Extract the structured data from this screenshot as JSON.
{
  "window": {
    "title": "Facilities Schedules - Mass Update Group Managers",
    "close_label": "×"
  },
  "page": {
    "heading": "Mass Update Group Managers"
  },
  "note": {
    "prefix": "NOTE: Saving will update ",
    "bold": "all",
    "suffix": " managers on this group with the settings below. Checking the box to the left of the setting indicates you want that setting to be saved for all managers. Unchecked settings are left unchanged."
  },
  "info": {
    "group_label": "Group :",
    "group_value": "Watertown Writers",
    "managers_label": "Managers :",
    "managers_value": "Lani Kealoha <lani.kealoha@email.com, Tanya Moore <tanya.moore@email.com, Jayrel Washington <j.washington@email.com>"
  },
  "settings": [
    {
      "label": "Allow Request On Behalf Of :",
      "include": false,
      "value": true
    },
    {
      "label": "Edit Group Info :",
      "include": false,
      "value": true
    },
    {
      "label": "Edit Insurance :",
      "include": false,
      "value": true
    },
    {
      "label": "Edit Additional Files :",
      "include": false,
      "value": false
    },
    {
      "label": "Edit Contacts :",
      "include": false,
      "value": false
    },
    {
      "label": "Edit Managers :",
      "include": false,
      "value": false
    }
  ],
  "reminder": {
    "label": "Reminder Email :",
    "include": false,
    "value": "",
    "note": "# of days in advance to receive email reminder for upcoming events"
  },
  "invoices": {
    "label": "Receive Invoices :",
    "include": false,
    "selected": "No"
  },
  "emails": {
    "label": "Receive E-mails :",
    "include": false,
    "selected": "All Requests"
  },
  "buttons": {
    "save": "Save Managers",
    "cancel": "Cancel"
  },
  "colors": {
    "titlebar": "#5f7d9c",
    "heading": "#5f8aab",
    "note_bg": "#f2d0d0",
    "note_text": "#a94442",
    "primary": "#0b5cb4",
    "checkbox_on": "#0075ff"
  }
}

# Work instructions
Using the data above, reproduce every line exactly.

# Output below
Extract the structured data from this screenshot as JSON.
{
  "window": {
    "title": "Facilities Schedules - Mass Update Group Managers",
    "close_label": "×"
  },
  "page": {
    "heading": "Mass Update Group Managers"
  },
  "note": {
    "prefix": "NOTE: Saving will update ",
    "bold": "all",
    "suffix": " managers on this group with the settings below. Checking the box to the left of the setting indicates you want that setting to be saved for all managers. Unchecked settings are left unchanged."
  },
  "info": {
    "group_label": "Group :",
    "group_value": "Watertown Writers",
    "managers_label": "Managers :",
    "managers_value": "Lani Kealoha <lani.kealoha@email.com, Tanya Moore <tanya.moore@email.com, Jayrel Washington <j.washington@email.com>"
  },
  "settings": [
    {
      "label": "Allow Request On Behalf Of :",
      "include": false,
      "value": true
    },
    {
      "label": "Edit Group Info :",
      "include": false,
      "value": true
    },
    {
      "label": "Edit Insurance :",
      "include": false,
      "value": true
    },
    {
      "label": "Edit Additional Files :",
      "include": false,
      "value": false
    },
    {
      "label": "Edit Contacts :",
      "include": false,
      "value": false
    },
    {
      "label": "Edit Managers :",
      "include": false,
      "value": false
    }
  ],
  "reminder": {
    "label": "Reminder Email :",
    "include": false,
    "value": "",
    "note": "# of days in advance to receive email reminder for upcoming events"
  },
  "invoices": {
    "label": "Receive Invoices :",
    "include": false,
    "selected": "No"
  },
  "emails": {
    "label": "Receive E-mails :",
    "include": false,
    "selected": "All Requests"
  },
  "buttons": {
    "save": "Save Managers",
    "cancel": "Cancel"
  },
  "colors": {
    "titlebar": "#5f7d9c",
    "heading": "#5f8aab",
    "note_bg": "#f2d0d0",
    "note_text": "#a94442",
    "primary": "#0b5cb4",
    "checkbox_on": "#0075ff"
  }
}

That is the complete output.